The Agency assigned chemicals to threshold planning quantity (TPQ) categories based on an index that accounts for the toxicity and the potential of each chemical, in an accidental release, to become airborne. This approach does not give a measure of absolute risk, but provides a basis for relative measures of concern.
Under this approach, the level of concern for each chemical is used as an index of toxicity, and physical state and volatility are used to assess its ability to become airborne. The two indices are combined to produce a ranking factor. Chemicals with a low ranking factor (highest concern), based on the Agency's technical review, are assigned a threshold planning quantity of one pound. It is believed that the one pound threshold planning quantity represents a reasonable lower limit for the most extremely hazardous substances on the list. Chemicals with the highest ranking factors, indicating lower concern, were assigned a threshold planning quantity of 10,000 pounds. This ensures that any facility handling bulk quantities of any extremely hazardous substances would be required to notify the State commission. Between the limits of one pound and 10,000 pounds, chemicals were assigned to intermediate categories of 10, 100, 500, or 1,000 pounds based on order of magnitude ranges in the ranking factors. The selection of the intermediate categories was based on standard industrial container sizes between one and 10,000 pounds.
The Agency believes that limited State and local resources should be focused on those substances that could cause the greatest harm in an accidental release.
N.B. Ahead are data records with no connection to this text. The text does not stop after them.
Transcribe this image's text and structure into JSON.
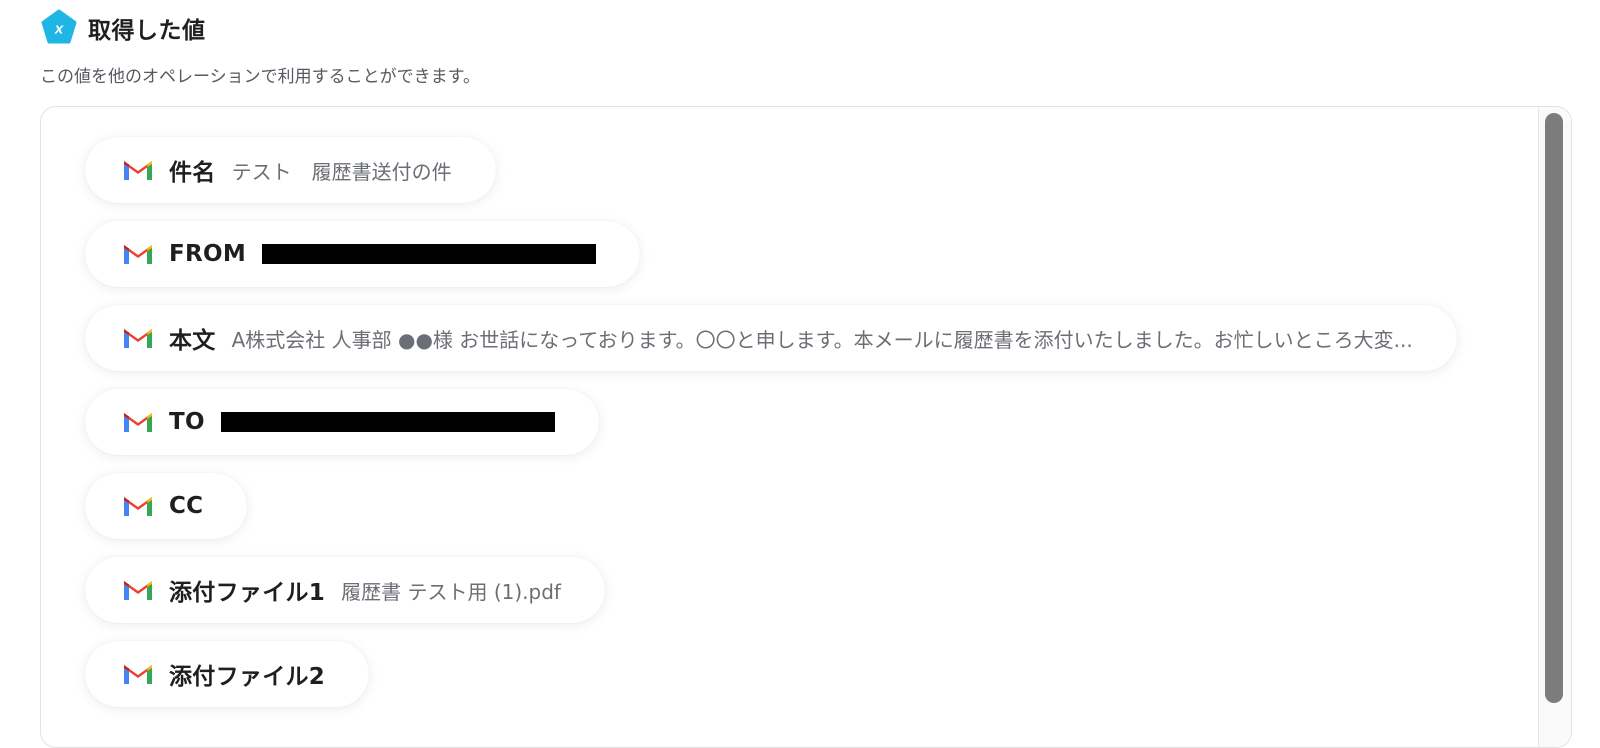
{
  "header": {
    "title": "取得した値",
    "icon": "variable-x-icon",
    "icon_color": "#1FB6E6"
  },
  "description": "この値を他のオペレーションで利用することができます。",
  "chips": [
    {
      "label": "件名",
      "value": "テスト　履歴書送付の件",
      "icon": "gmail-icon"
    },
    {
      "label": "FROM",
      "redacted": true,
      "icon": "gmail-icon"
    },
    {
      "label": "本文",
      "value": "A株式会社 人事部 ●●様 お世話になっております。〇〇と申します。本メールに履歴書を添付いたしました。お忙しいところ大変...",
      "icon": "gmail-icon"
    },
    {
      "label": "TO",
      "redacted": true,
      "icon": "gmail-icon"
    },
    {
      "label": "CC",
      "value": "",
      "icon": "gmail-icon"
    },
    {
      "label": "添付ファイル1",
      "value": "履歴書 テスト用 (1).pdf",
      "icon": "gmail-icon"
    },
    {
      "label": "添付ファイル2",
      "value": "",
      "icon": "gmail-icon"
    }
  ],
  "colors": {
    "gmail_red": "#EA4335",
    "gmail_blue": "#4285F4",
    "gmail_green": "#34A853",
    "gmail_yellow": "#FBBC04"
  }
}
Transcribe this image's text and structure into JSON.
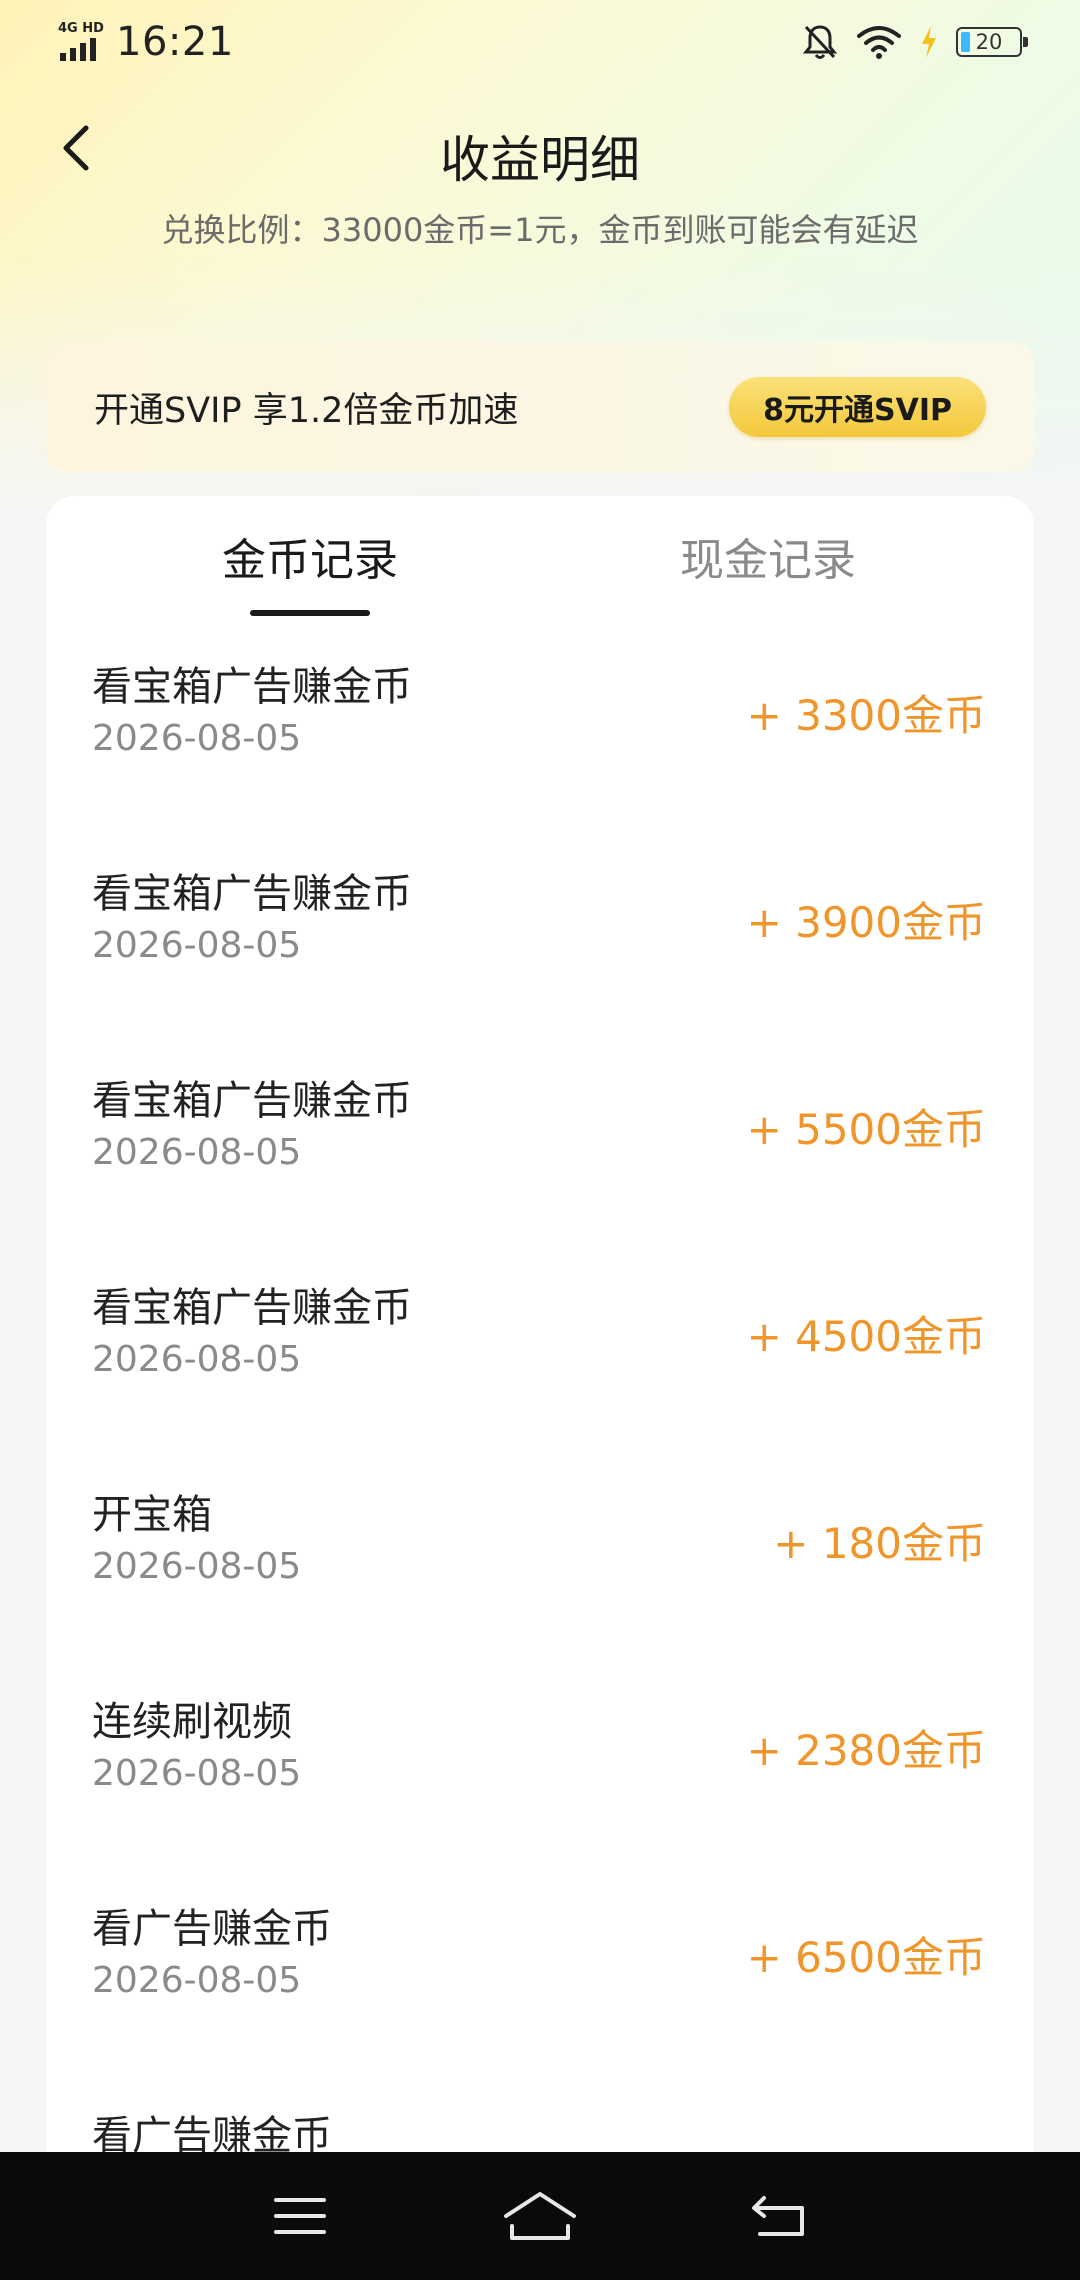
{
  "status_bar": {
    "network": "4G HD",
    "time": "16:21",
    "battery": "20"
  },
  "header": {
    "title": "收益明细",
    "subtitle": "兑换比例：33000金币=1元，金币到账可能会有延迟"
  },
  "svip": {
    "text": "开通SVIP 享1.2倍金币加速",
    "button_label": "8元开通SVIP"
  },
  "tabs": [
    {
      "label": "金币记录",
      "active": true
    },
    {
      "label": "现金记录",
      "active": false
    }
  ],
  "records": [
    {
      "title": "看宝箱广告赚金币",
      "date": "2026-08-05",
      "amount": "+ 3300金币"
    },
    {
      "title": "看宝箱广告赚金币",
      "date": "2026-08-05",
      "amount": "+ 3900金币"
    },
    {
      "title": "看宝箱广告赚金币",
      "date": "2026-08-05",
      "amount": "+ 5500金币"
    },
    {
      "title": "看宝箱广告赚金币",
      "date": "2026-08-05",
      "amount": "+ 4500金币"
    },
    {
      "title": "开宝箱",
      "date": "2026-08-05",
      "amount": "+ 180金币"
    },
    {
      "title": "连续刷视频",
      "date": "2026-08-05",
      "amount": "+ 2380金币"
    },
    {
      "title": "看广告赚金币",
      "date": "2026-08-05",
      "amount": "+ 6500金币"
    },
    {
      "title": "看广告赚金币",
      "date": "",
      "amount": ""
    }
  ],
  "colors": {
    "amount": "#f0952a",
    "svip_button": "#f3c83b",
    "nav_bar": "#0a0a0a"
  },
  "icons": {
    "back": "chevron-left-icon",
    "menu": "menu-icon",
    "home": "home-icon",
    "return": "return-icon",
    "mute": "bell-off-icon",
    "wifi": "wifi-icon",
    "charging": "lightning-icon"
  }
}
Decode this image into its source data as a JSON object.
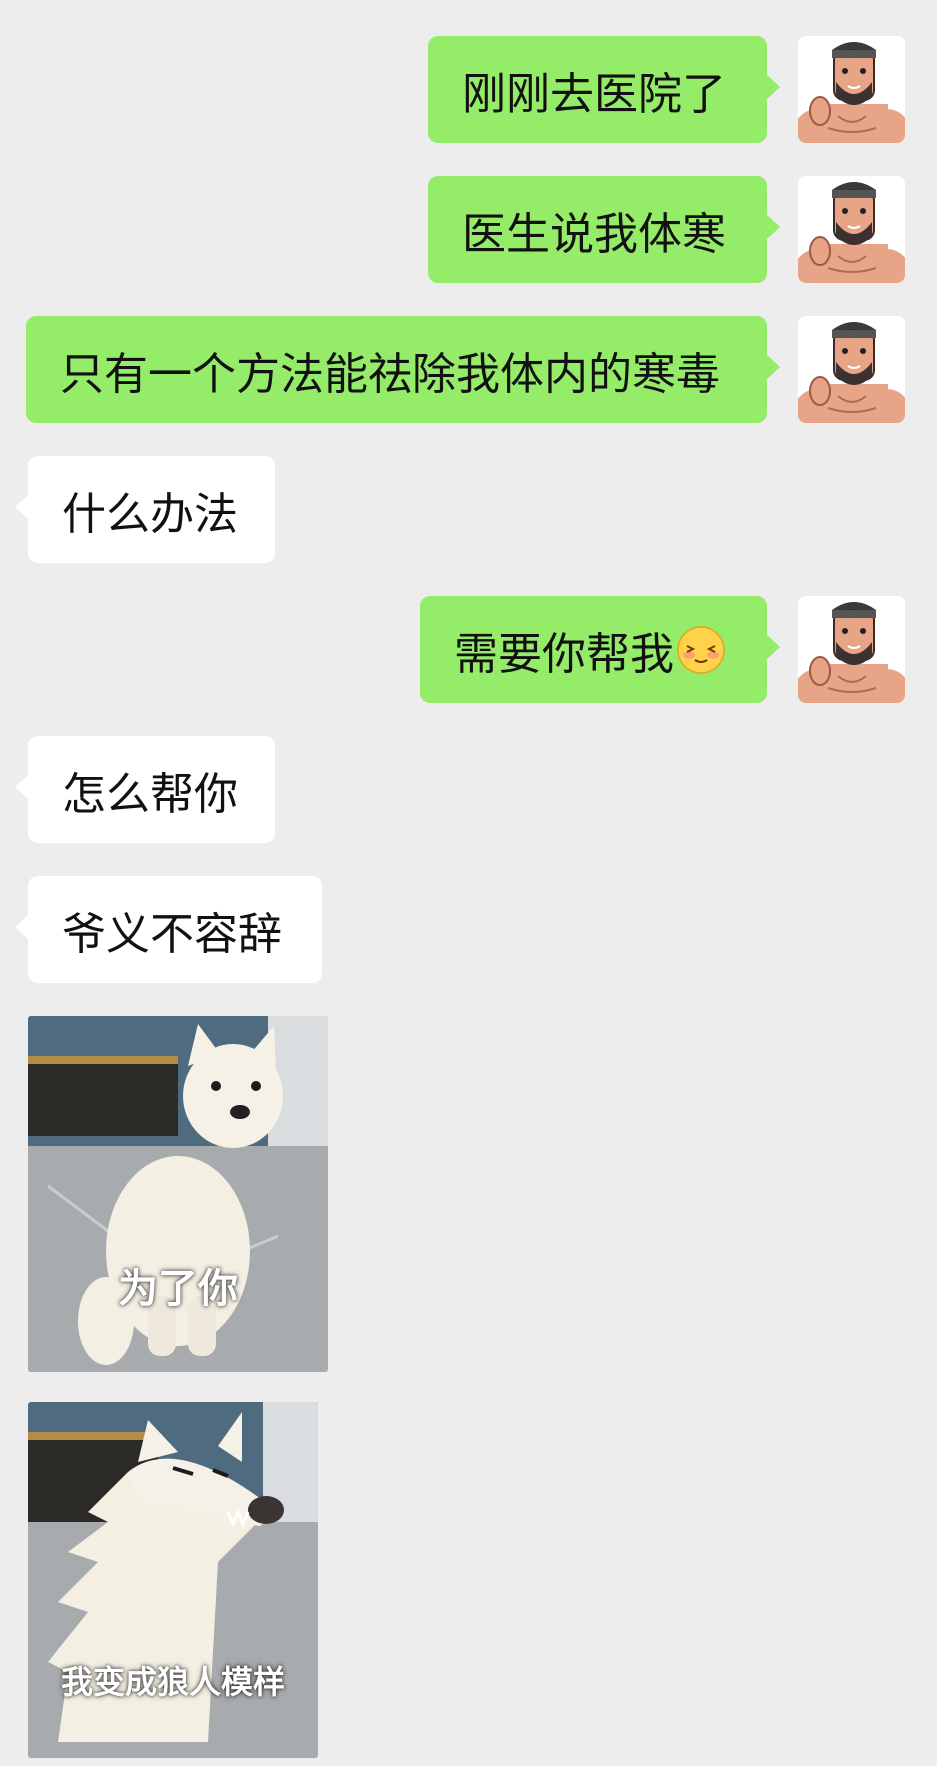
{
  "messages": [
    {
      "side": "me",
      "text": "刚刚去医院了"
    },
    {
      "side": "me",
      "text": "医生说我体寒"
    },
    {
      "side": "me",
      "text": "只有一个方法能祛除我体内的寒毒"
    },
    {
      "side": "other",
      "text": "什么办法"
    },
    {
      "side": "me",
      "text": "需要你帮我",
      "emoji": "shy-smile-emoji"
    },
    {
      "side": "other",
      "text": "怎么帮你"
    },
    {
      "side": "other",
      "text": "爷义不容辞"
    },
    {
      "side": "other",
      "sticker": "white-dog-sitting",
      "caption": "为了你"
    },
    {
      "side": "other",
      "sticker": "white-dog-werewolf",
      "caption": "我变成狼人模样"
    }
  ],
  "colors": {
    "background": "#ededed",
    "my_bubble": "#95ec69",
    "their_bubble": "#ffffff"
  },
  "icons": {
    "avatar": "cartoon-muscle-man-avatar"
  }
}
The TPQs developed in this approach meet the objective such that substances that are most likely to cause serious problems (extremely toxic gases, solids likely to be readily dispersed, or highly volatile liquids) have lower TPQs than those that might be toxic but are not likely to be released to the air (non-reactive, non-powdered solids).